You might expect Santa Claus Village to be quaint and old-fashioned, with gingerbread houses and gaslight. But the Lapland version is Finnish modern, and acclimatized to be warm in winter and cool in summer.
The main building, designed by the Arrak Group of architects and inaugurated in June, 1985, is a handsome wooden structure with two levels of workshops, exhibition and activity rooms, boutiques and an all-important post office, all centered around a lobby. A large fir tree is always decorated, even in summer months when Lapland's days are long and the weather is balmy.
Santa Claus is usually there, too. But visitors in summer are advised to phone first--the village is open daily, but Santa may have gone fishin' on one of Lapland's well-stocked lakes.

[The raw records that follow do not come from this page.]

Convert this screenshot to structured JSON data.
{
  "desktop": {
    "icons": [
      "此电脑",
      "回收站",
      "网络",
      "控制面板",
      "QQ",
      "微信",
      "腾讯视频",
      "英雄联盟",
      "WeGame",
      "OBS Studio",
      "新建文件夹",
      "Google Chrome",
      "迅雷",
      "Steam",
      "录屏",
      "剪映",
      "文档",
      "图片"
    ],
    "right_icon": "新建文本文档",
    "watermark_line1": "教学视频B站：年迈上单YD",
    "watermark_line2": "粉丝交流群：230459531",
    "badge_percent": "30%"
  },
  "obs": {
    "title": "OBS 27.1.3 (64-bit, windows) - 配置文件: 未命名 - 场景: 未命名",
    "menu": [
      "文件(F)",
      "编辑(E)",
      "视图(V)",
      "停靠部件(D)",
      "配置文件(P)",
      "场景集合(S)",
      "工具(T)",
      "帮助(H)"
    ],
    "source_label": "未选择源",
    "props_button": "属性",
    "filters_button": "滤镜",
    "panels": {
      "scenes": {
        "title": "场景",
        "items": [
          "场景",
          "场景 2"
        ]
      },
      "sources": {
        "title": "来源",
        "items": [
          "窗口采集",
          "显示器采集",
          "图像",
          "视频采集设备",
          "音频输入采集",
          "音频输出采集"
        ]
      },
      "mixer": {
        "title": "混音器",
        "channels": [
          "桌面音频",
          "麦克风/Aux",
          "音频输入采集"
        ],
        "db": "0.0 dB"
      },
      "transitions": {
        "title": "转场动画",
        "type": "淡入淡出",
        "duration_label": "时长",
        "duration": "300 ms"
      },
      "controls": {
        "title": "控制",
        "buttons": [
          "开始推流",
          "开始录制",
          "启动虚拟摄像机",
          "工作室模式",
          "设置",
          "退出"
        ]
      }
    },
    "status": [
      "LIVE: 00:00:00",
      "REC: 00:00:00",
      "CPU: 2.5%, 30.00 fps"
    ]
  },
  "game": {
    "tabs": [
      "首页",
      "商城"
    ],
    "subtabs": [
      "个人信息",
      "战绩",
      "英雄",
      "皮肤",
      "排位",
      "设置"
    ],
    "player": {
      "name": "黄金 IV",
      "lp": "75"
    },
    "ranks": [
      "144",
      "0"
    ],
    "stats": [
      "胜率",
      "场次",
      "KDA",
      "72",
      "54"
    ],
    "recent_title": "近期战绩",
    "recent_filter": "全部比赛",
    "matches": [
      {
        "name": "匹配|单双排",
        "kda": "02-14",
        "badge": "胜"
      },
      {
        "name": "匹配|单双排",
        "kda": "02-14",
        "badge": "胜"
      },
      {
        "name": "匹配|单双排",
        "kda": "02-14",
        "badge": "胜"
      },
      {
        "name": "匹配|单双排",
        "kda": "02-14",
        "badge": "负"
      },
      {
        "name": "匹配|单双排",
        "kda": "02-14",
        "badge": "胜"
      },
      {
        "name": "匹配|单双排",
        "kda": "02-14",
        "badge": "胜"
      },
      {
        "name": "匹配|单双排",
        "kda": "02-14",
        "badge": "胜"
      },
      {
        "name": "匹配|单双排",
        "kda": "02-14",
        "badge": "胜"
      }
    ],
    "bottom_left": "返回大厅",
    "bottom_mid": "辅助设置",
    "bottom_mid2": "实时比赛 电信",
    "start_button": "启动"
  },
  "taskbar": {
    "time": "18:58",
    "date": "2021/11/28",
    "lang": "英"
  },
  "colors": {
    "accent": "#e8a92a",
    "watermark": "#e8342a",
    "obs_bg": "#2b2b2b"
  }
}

The building's activity rooms often house creative workshops for children, who can paint pictures about Santa Claus or anything else, or write letters to be sent to family or friends at home, complete with the Santa Claus postmark.
All Letters Answered
In 1985 about 170,000 children from around the world (including about 5,500 American kids) took pen, pencil or crayon in hand to write to Santa at Arctic Circle 96930, Rovaniemi, Finland. Those letters (many of them mostly lists) were all answered. Santa hires extra personnel to handle the volumes of mail, and some of them wear elf-like uniforms.
From that same post office you can mail some wonderful gifts, all sold in Santa Claus Village shops. There are lots of playthings. The wooden pull toys include rabbits with wiggling ears ($12), cats whose heads turn from side to side ($10) as if they were looking for the toy mice ($6) that look a bit like very miniature wooden Volkswagens with leather tails.
There are little autos ($12), locomotives with hook-up cars ($7-$20), airplanes ($12) and boats ($3). These, plus assorted rattles, puzzles, boxes and blocks are handmade here. The same company makes darling Raggedy Ann and Andy-like dolls with yellow hair and pudgy bald baby dolls.
Rag dolls and cuddly stuffed animals, including an unusual assortment of Arctic species such as reindeer, some with Rudolph-red noses, are made in Santa's workshop nearby at Ranua Animal Park, where live animals are also kept. (Ranua Park is another Santa Claus Land attraction, about 20 miles south of Rovaniemi, and also reachable by public bus.) The unusual stuffed animals are from small to almost monumental size, priced $15 and up.
Handmade Lapp Boots
Other boutiques contain wearables, including unusual handmade Lapp ankle or knee-high boots of natural leather that darkens with age. The boots are comfortable, and have a somewhat exotic design (the toe comes to an upturned point, the seams are decorated with Viking designs burned into the leather). They are warm, sturdy, sized for men, women and children. Adult sizes cost about $175.
Pentik Co., manufacturer of fine leather goods and ceramics, has a shop in Santa Claus Village. Its supply of gift items ranges from supple leather coats ($800 and up), jackets ($300 and up) and handbags ($90 and up) to table settings of creamy white faience, complete with serving bowls, coffee pot and platters large enough to serve a family-size Christmas goose or turkey. There are also lovely modern vases and candle holders.
Other shops contain colorful hand-knit sweaters, warm enough for winter in Finland or the Rockies, and hand-woven shawls, scarfs and blankets, and some fur coats and hats.
The handmade jewelry is lovely, too. There are snow grouse pendants ($60 and up) made of silver, with a white stone for one wing and a red stone for the other to symbolize the seasonal feather changes.
The special blue-black spectralite, mined locally, is handsomely combined with silver or gold in modern pendants or bracelets, earrings or tie clips. Silver jewelry with traditional Viking designs is also sold.